We went went somewhere close by for lunch (a drive thru so I wouldn't have to interrupt my listening pleasure), and then took off down the road. The opposite direction from the campus. He deliberately kept me out long enough to hear the whole album in its entirety. I can't help but feel like a lot of other parents would begrudgingly have their arms twisted so their child can go do something off campus during lunch. My father got me out of Calculus, took me to pick up the record, and then drove me around the Bryant Irvin area of Fort Worth so I could listen to the album in one chunk. I got back to school right before fourth period began. For the life of me I can't remember what class I had immediately after lunch, but that's not what matters. What matters is my dad pulled me out of Calculus, took me to buy the newest album by my then-favorite band, and let me play hooky long enough to listen to the album all the way through.
My dad and I have gone fishing together on Lake Benbrook. We've had a Father/Son trip to Bossier city to celebrate both of our birthdays. We would always ride roller coasters together when I was younger. He's been to every single one of my performances. He suggested that I take up the bass when I couldn't move my drums to college. He's been my confidante, the guy that always tells me he'll listen to my problems without offering advice just so I can vent. The guy really is my best friend. He's never let my dreams remain dreams, and he's always encouraged me to "go for it". Without him (and my mom of course), I don't think I'd be the man I am today. I've learned what it is to be a good person from him, and some of my favorite memories in life are shared with him.

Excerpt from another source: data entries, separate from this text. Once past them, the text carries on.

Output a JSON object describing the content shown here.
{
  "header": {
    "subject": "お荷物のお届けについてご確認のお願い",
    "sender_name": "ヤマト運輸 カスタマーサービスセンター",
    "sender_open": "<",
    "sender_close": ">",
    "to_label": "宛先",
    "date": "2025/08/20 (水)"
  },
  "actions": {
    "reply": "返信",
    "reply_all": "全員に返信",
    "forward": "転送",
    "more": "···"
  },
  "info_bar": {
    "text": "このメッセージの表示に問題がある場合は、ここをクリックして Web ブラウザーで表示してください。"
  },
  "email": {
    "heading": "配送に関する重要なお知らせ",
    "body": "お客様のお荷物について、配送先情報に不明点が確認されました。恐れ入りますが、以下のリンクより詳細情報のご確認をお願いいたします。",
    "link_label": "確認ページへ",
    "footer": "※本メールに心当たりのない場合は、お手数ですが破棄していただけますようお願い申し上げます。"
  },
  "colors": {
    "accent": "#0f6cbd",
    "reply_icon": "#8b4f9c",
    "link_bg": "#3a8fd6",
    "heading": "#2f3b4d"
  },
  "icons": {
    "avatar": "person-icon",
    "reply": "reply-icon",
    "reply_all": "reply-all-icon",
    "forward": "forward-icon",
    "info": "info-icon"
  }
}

So when I listen to Splinter, not anywhere close to my favorite Offspring album (still great though), I'm taken back to that warm, clear winter day in Texas, driving up and down Bryant Irvin with the top down, the music turned up, and hanging out with my dad. How can you have a favorite day of your life? I don't know if you can really narrow it down to one particular day. But if I had a top five, this would easily be one.

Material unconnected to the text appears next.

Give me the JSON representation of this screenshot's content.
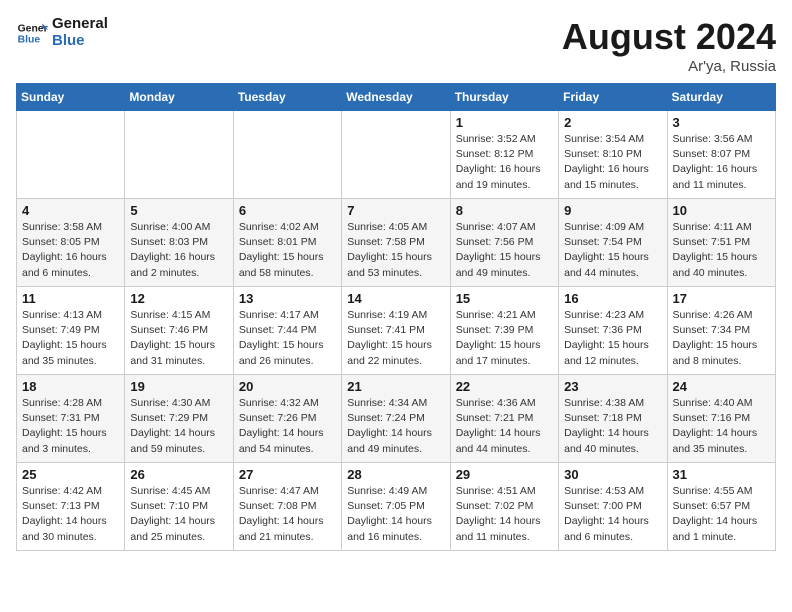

And for good measure, here's a picture of my immediate family, plus my newly born niece at one of my nephew's baseball games. It was just after I had started to come out of a fairly dark period, and without my family, I wouldn't have gotten out. This is my second favorite picture of us as a family. The smiles are genuine.

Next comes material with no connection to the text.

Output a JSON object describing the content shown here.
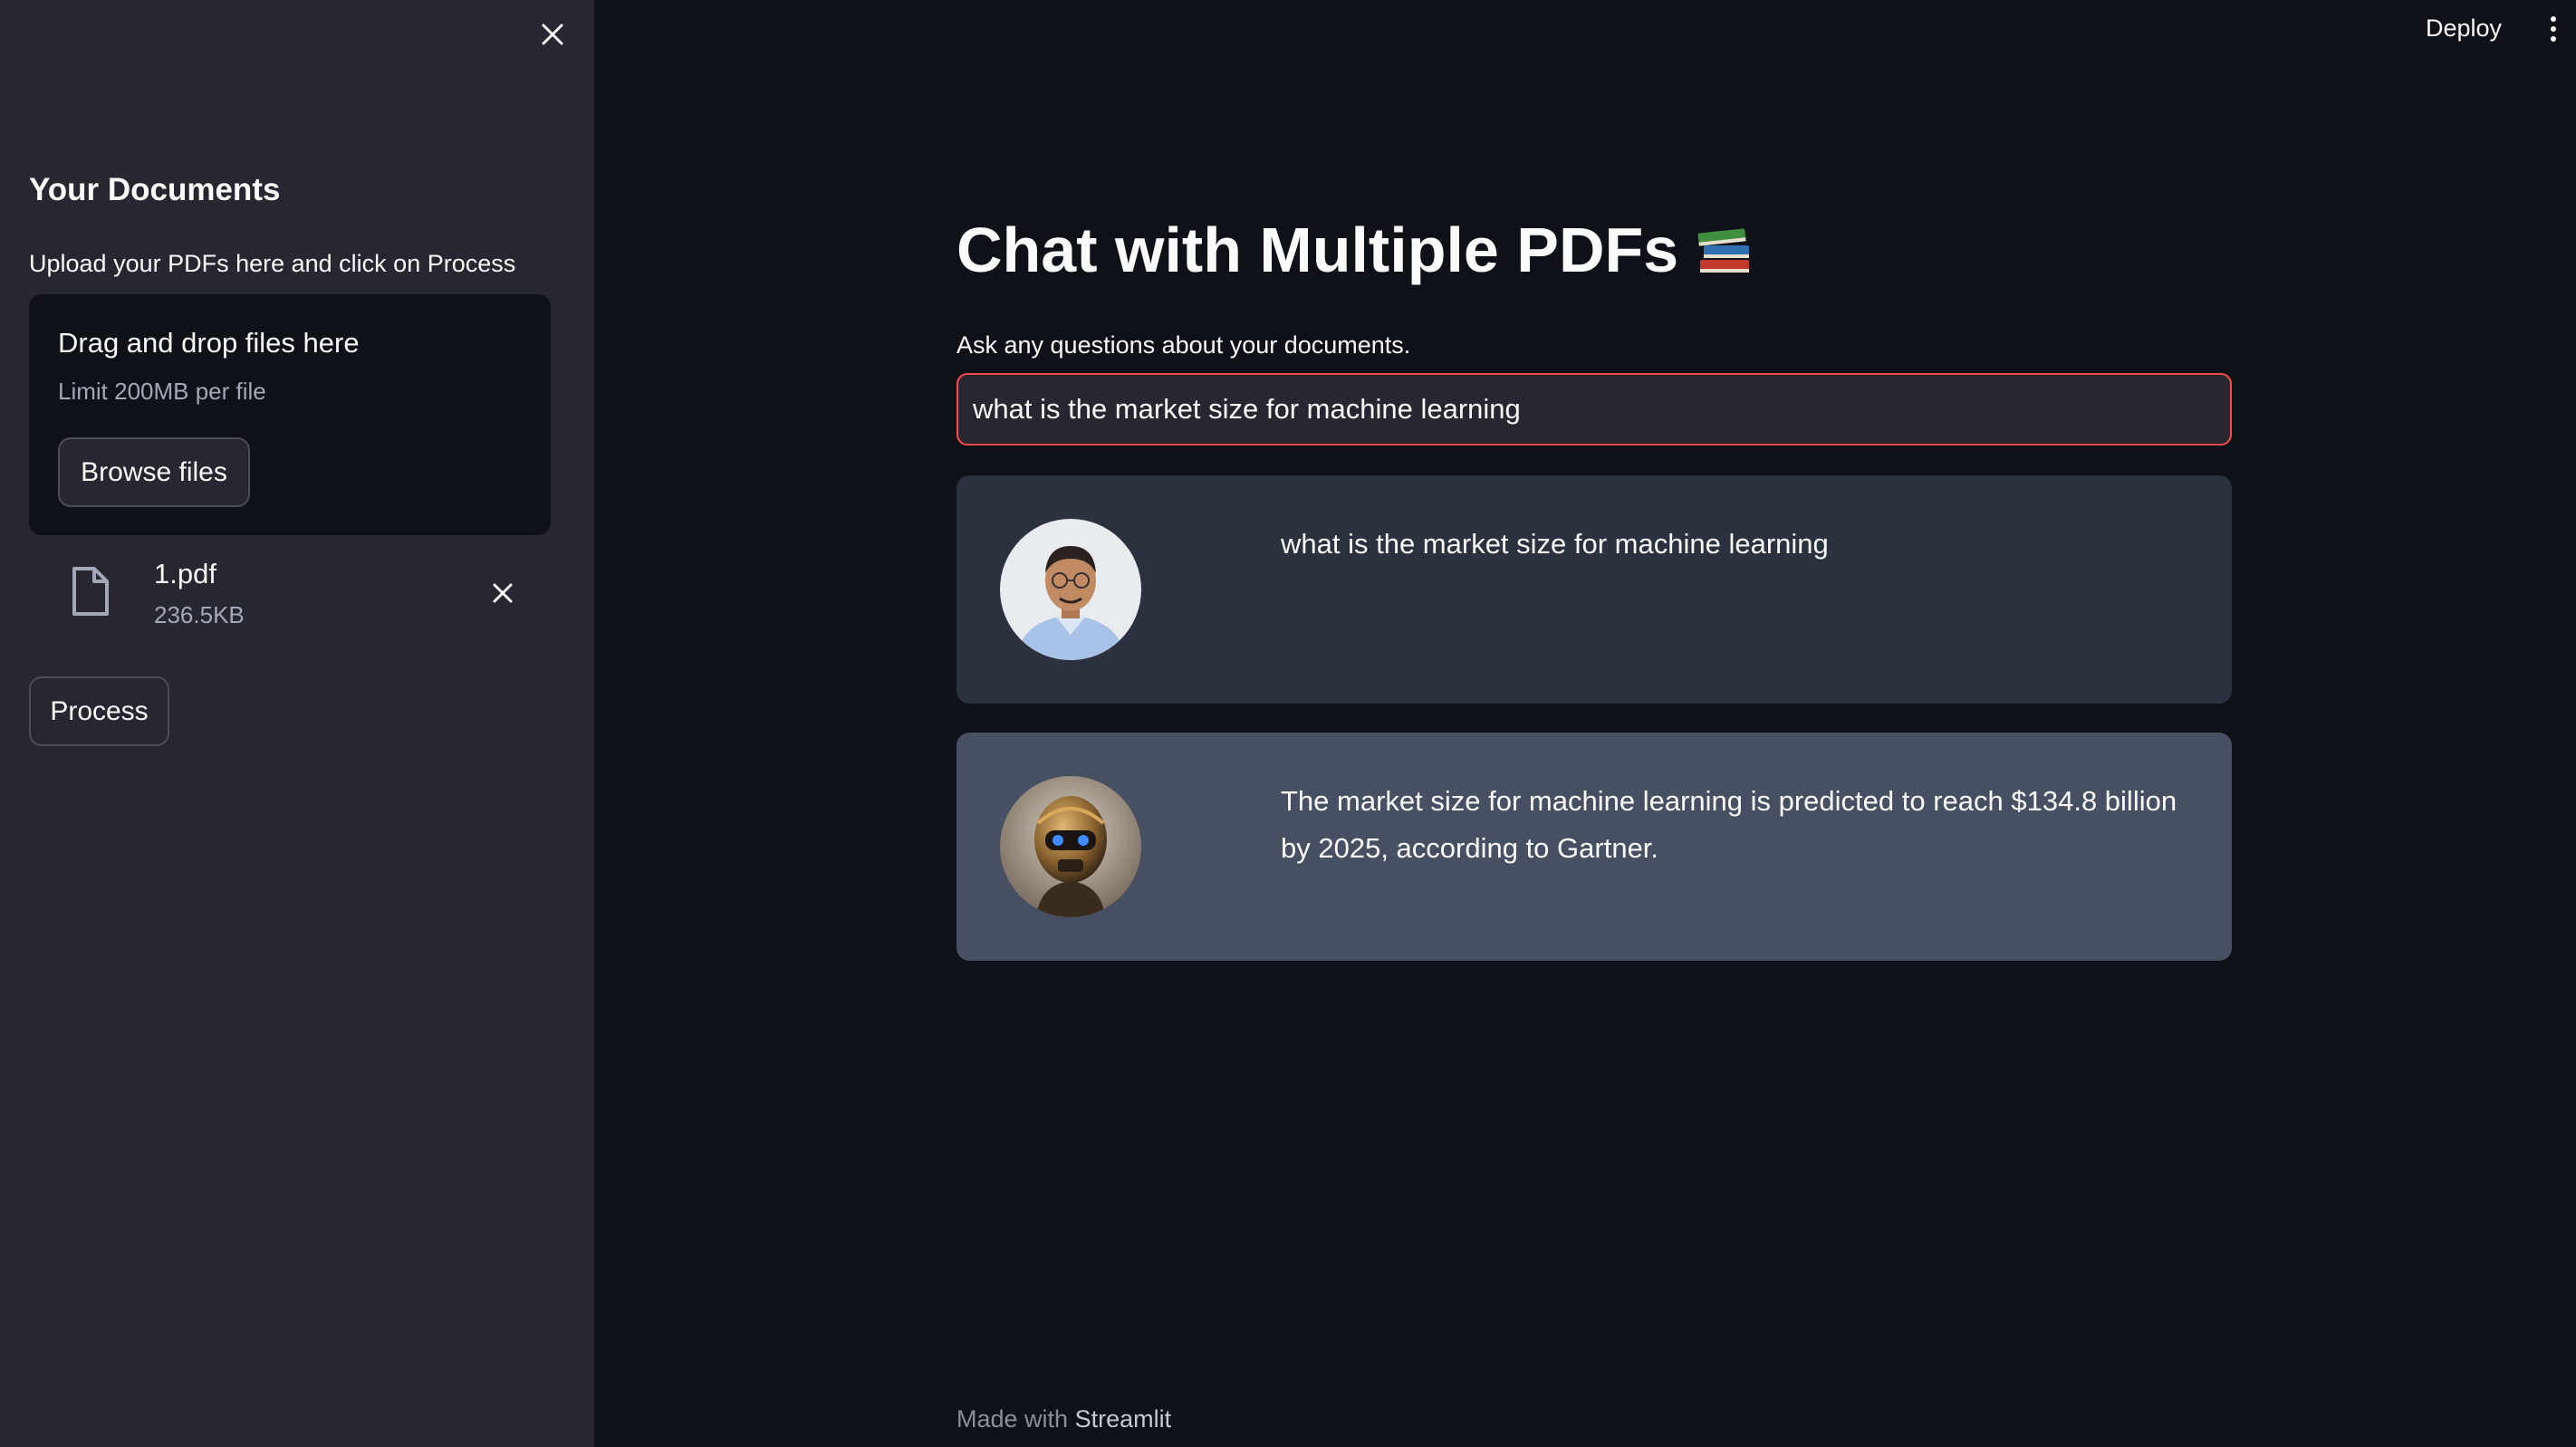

Also...my dad holding hands with my niece after she learned to walk. I swear to you, he has one of the biggest hearts ever. It's like a pot roast. I'm kidding. What a poorly timed, fairly tasteless joke that I stole from News Radio.
Editor's Note: I don't have an editor. If I did, He/she would probably chastise me for doing what those idiots who try to tell you their life stories before giving you the a certain recipe do. I don't give two damns or half a shit about your experience on a farm, Linda. Just tell me how to make the goddamn meatloaf. This article is also not proofread. It only is what it will ever be. The message remains the same.